And Tara, a thirteen year old Dida Academy unschooler who commuted to the City Hall protest with James and the others in the subway photo Janna snapped wrote to me,
I attended the youth strike for climate protest as a means of bringing attention to the things that could be done in New York State irrespective of the federal inaction to improve the sustainability of our state’s population and thus improve climate change. I knew this event would get some press coverage. And generally, once publications begin talking about protests, they then talk about the change the protests brought about, inspire more of their readership to attend, and the change possibility is increased as people form connections and come around to new ways of non-violently expressing their distaste.

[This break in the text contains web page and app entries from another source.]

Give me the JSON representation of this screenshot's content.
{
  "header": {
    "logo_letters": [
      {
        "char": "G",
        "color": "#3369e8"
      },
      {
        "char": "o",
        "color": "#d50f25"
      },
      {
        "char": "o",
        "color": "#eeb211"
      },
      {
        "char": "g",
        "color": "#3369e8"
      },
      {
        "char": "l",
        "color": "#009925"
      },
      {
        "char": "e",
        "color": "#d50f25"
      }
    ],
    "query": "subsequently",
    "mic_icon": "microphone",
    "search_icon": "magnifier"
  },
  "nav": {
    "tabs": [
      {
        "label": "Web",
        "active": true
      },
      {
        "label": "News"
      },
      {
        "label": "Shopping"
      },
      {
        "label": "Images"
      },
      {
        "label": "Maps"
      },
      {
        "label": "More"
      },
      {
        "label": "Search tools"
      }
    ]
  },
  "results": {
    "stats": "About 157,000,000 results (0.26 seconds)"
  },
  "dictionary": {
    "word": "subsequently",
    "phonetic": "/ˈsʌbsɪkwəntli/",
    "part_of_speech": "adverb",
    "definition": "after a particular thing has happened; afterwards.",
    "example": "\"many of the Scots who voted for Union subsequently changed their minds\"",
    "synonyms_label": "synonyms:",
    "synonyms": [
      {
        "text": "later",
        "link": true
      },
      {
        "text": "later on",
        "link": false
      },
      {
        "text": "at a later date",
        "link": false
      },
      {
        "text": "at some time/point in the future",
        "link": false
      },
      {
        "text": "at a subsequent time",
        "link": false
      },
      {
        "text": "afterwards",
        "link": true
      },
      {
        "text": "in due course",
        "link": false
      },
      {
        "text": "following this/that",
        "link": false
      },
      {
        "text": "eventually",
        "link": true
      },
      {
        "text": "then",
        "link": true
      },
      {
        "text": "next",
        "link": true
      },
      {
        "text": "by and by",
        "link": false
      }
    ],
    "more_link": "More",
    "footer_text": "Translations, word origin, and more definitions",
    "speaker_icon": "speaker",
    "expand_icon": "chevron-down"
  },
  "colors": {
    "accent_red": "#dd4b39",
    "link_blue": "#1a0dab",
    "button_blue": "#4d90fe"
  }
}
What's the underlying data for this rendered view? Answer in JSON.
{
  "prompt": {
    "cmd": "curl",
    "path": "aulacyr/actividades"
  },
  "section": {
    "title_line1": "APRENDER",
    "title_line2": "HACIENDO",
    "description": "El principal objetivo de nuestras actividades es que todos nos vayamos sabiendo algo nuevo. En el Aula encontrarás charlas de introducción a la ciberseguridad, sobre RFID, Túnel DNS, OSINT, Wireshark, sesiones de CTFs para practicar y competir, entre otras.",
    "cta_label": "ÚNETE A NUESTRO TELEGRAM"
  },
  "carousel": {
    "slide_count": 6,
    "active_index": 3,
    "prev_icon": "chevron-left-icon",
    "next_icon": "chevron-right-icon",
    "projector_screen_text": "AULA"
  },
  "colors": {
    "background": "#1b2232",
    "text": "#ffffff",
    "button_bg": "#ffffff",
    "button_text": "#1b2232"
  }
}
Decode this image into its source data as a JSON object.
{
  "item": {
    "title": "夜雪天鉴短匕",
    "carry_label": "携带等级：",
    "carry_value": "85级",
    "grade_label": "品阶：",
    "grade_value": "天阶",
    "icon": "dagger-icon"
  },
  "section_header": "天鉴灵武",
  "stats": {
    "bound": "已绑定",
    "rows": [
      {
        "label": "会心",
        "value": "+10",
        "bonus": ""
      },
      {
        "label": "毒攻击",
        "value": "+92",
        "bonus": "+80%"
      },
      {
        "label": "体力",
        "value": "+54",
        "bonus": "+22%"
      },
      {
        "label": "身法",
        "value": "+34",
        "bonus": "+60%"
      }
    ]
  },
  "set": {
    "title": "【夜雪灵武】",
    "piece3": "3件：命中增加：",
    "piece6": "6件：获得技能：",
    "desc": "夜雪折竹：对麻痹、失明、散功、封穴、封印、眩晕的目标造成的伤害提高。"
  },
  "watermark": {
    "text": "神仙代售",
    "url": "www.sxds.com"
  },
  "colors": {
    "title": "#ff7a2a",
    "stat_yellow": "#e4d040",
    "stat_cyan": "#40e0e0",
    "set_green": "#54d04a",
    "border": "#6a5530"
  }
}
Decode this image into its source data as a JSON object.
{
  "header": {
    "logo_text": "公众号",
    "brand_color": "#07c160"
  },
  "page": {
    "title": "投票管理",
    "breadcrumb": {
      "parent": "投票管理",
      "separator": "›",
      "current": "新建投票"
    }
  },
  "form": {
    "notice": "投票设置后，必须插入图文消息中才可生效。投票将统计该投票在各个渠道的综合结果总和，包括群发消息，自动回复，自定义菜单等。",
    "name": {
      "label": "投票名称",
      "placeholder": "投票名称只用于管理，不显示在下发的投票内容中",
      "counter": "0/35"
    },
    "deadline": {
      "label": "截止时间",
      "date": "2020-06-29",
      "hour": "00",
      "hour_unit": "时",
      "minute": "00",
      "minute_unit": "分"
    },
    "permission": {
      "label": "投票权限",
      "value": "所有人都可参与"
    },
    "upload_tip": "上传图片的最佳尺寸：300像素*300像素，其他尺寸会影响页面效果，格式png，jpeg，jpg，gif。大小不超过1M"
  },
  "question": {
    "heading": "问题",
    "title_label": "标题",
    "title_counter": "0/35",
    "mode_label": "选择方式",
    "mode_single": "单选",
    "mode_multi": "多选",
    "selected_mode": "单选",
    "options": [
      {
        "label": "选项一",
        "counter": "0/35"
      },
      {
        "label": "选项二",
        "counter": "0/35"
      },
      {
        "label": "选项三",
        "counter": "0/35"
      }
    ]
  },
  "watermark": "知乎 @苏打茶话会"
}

I was very surprised [to find out] that people had been arrested, the contingency of people attempting to move into the street. I decided not to support due to the fact that there was a police blockade next to AMNH [American Museum of Natural History, where the arrests took place] that clearly would forcibly remove the masses from going onto such a busy street if necessary. I think that as a protester, you need to be very morally aware, and aware of the effects of mob mentality, and only go “as far” as you think is not ultimately harmful. That isn’t any disrespect to those who got arrested, they used their autonomy to make a decision, hopefully in full knowledge of its possible consequences.
Finally, I asked Noah to clarify his involvement in Friday’s event. Why get involved in a strike youth were organizing? What is Extinction Rebellion? Why get arrested? And so on… Noah wonderfully spent the weekend responding in comic book form. Below are his drawings. You can click on the images to see high resolution versions of each:
[img class=”p0 caption-outside breakout credit” src=”/img/tp/2019/11507-khost-6.jpg” align=”center” width=”100%” alt=”Youth Climate Strike, illustration by Noah Mayers”]Illustration by Noah Mayers[/img]
[img class=”p0 caption-outside breakout credit” src=”/img/tp/2019/11507-khost-7.jpg” align=”center” width=”100%” alt=”Youth Climate Strike, illustration by Noah Mayers”]Illustration by Noah Mayers[/img]
[img class=”p0 caption-outside breakout credit” src=”/img/tp/2019/11507-khost-8.jpg” align=”center” width=”100%” alt=”Youth Climate Strike, illustration by Noah Mayers”]Illustration by Noah Mayers[/img]